#### What needs to be done
Repeat the records below exactly as they appear.

#### Data supplied
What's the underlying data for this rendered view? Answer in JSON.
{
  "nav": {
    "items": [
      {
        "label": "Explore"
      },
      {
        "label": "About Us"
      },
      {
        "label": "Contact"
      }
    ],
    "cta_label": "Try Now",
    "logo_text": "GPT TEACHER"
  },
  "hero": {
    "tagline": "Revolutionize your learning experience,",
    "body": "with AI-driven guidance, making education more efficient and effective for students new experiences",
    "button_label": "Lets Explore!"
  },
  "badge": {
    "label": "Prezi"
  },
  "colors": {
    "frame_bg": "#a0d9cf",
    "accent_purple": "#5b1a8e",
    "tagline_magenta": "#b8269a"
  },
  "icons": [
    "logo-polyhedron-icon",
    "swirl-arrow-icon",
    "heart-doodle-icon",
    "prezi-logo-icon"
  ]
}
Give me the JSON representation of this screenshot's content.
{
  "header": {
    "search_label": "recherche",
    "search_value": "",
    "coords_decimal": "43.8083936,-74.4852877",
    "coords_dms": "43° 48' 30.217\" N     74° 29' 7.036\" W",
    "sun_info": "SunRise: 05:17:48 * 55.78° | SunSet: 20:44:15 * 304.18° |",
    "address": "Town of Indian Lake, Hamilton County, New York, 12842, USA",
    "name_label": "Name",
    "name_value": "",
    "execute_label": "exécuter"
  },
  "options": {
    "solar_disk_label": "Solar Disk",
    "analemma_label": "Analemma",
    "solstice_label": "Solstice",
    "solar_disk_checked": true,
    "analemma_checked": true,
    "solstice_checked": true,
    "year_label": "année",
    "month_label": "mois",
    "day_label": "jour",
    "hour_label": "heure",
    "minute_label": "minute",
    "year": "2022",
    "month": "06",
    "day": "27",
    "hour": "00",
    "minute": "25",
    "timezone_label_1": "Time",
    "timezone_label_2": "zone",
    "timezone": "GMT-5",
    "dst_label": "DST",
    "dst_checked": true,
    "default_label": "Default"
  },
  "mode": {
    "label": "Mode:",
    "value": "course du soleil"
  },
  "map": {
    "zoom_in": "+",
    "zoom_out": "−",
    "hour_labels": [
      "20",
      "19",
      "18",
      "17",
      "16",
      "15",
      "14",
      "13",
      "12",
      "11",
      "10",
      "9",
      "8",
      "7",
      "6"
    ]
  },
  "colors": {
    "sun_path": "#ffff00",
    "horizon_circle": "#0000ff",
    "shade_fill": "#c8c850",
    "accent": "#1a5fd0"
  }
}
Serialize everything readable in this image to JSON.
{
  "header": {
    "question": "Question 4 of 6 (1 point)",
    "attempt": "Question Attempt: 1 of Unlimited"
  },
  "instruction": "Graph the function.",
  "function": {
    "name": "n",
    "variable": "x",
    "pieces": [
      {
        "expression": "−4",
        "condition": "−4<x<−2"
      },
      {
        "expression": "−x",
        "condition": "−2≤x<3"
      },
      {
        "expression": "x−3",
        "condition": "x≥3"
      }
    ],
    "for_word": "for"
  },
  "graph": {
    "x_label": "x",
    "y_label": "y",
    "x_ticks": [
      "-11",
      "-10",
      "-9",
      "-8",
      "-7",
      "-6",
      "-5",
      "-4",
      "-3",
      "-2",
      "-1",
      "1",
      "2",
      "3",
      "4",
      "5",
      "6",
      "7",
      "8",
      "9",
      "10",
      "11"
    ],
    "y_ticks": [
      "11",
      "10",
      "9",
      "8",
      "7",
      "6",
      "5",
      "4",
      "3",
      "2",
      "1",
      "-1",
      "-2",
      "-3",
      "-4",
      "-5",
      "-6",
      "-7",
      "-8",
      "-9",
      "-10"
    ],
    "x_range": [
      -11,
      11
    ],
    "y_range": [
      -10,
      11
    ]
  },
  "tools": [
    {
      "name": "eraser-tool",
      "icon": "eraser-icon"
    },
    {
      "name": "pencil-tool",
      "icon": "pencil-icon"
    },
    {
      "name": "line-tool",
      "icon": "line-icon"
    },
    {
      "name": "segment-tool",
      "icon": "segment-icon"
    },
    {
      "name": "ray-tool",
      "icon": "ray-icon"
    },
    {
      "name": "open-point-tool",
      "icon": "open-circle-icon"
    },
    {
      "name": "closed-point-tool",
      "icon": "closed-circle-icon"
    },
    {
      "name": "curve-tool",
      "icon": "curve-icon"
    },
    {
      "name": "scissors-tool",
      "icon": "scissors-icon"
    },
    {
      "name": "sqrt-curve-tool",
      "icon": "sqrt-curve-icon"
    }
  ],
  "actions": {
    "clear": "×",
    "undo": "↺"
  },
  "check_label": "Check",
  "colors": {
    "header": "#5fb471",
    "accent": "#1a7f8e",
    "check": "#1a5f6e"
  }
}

#### Answer for the task
What's the underlying data for this rendered view? Answer in JSON.
{
  "nav": {
    "items": [
      {
        "label": "Explore"
      },
      {
        "label": "About Us"
      },
      {
        "label": "Contact"
      }
    ],
    "cta_label": "Try Now",
    "logo_text": "GPT TEACHER"
  },
  "hero": {
    "tagline": "Revolutionize your learning experience,",
    "body": "with AI-driven guidance, making education more efficient and effective for students new experiences",
    "button_label": "Lets Explore!"
  },
  "badge": {
    "label": "Prezi"
  },
  "colors": {
    "frame_bg": "#a0d9cf",
    "accent_purple": "#5b1a8e",
    "tagline_magenta": "#b8269a"
  },
  "icons": [
    "logo-polyhedron-icon",
    "swirl-arrow-icon",
    "heart-doodle-icon",
    "prezi-logo-icon"
  ]
}
Give me the JSON representation of this screenshot's content.
{
  "header": {
    "search_label": "recherche",
    "search_value": "",
    "coords_decimal": "43.8083936,-74.4852877",
    "coords_dms": "43° 48' 30.217\" N     74° 29' 7.036\" W",
    "sun_info": "SunRise: 05:17:48 * 55.78° | SunSet: 20:44:15 * 304.18° |",
    "address": "Town of Indian Lake, Hamilton County, New York, 12842, USA",
    "name_label": "Name",
    "name_value": "",
    "execute_label": "exécuter"
  },
  "options": {
    "solar_disk_label": "Solar Disk",
    "analemma_label": "Analemma",
    "solstice_label": "Solstice",
    "solar_disk_checked": true,
    "analemma_checked": true,
    "solstice_checked": true,
    "year_label": "année",
    "month_label": "mois",
    "day_label": "jour",
    "hour_label": "heure",
    "minute_label": "minute",
    "year": "2022",
    "month": "06",
    "day": "27",
    "hour": "00",
    "minute": "25",
    "timezone_label_1": "Time",
    "timezone_label_2": "zone",
    "timezone": "GMT-5",
    "dst_label": "DST",
    "dst_checked": true,
    "default_label": "Default"
  },
  "mode": {
    "label": "Mode:",
    "value": "course du soleil"
  },
  "map": {
    "zoom_in": "+",
    "zoom_out": "−",
    "hour_labels": [
      "20",
      "19",
      "18",
      "17",
      "16",
      "15",
      "14",
      "13",
      "12",
      "11",
      "10",
      "9",
      "8",
      "7",
      "6"
    ]
  },
  "colors": {
    "sun_path": "#ffff00",
    "horizon_circle": "#0000ff",
    "shade_fill": "#c8c850",
    "accent": "#1a5fd0"
  }
}
Serialize everything readable in this image to JSON.
{
  "header": {
    "question": "Question 4 of 6 (1 point)",
    "attempt": "Question Attempt: 1 of Unlimited"
  },
  "instruction": "Graph the function.",
  "function": {
    "name": "n",
    "variable": "x",
    "pieces": [
      {
        "expression": "−4",
        "condition": "−4<x<−2"
      },
      {
        "expression": "−x",
        "condition": "−2≤x<3"
      },
      {
        "expression": "x−3",
        "condition": "x≥3"
      }
    ],
    "for_word": "for"
  },
  "graph": {
    "x_label": "x",
    "y_label": "y",
    "x_ticks": [
      "-11",
      "-10",
      "-9",
      "-8",
      "-7",
      "-6",
      "-5",
      "-4",
      "-3",
      "-2",
      "-1",
      "1",
      "2",
      "3",
      "4",
      "5",
      "6",
      "7",
      "8",
      "9",
      "10",
      "11"
    ],
    "y_ticks": [
      "11",
      "10",
      "9",
      "8",
      "7",
      "6",
      "5",
      "4",
      "3",
      "2",
      "1",
      "-1",
      "-2",
      "-3",
      "-4",
      "-5",
      "-6",
      "-7",
      "-8",
      "-9",
      "-10"
    ],
    "x_range": [
      -11,
      11
    ],
    "y_range": [
      -10,
      11
    ]
  },
  "tools": [
    {
      "name": "eraser-tool",
      "icon": "eraser-icon"
    },
    {
      "name": "pencil-tool",
      "icon": "pencil-icon"
    },
    {
      "name": "line-tool",
      "icon": "line-icon"
    },
    {
      "name": "segment-tool",
      "icon": "segment-icon"
    },
    {
      "name": "ray-tool",
      "icon": "ray-icon"
    },
    {
      "name": "open-point-tool",
      "icon": "open-circle-icon"
    },
    {
      "name": "closed-point-tool",
      "icon": "closed-circle-icon"
    },
    {
      "name": "curve-tool",
      "icon": "curve-icon"
    },
    {
      "name": "scissors-tool",
      "icon": "scissors-icon"
    },
    {
      "name": "sqrt-curve-tool",
      "icon": "sqrt-curve-icon"
    }
  ],
  "actions": {
    "clear": "×",
    "undo": "↺"
  },
  "check_label": "Check",
  "colors": {
    "header": "#5fb471",
    "accent": "#1a7f8e",
    "check": "#1a5f6e"
  }
}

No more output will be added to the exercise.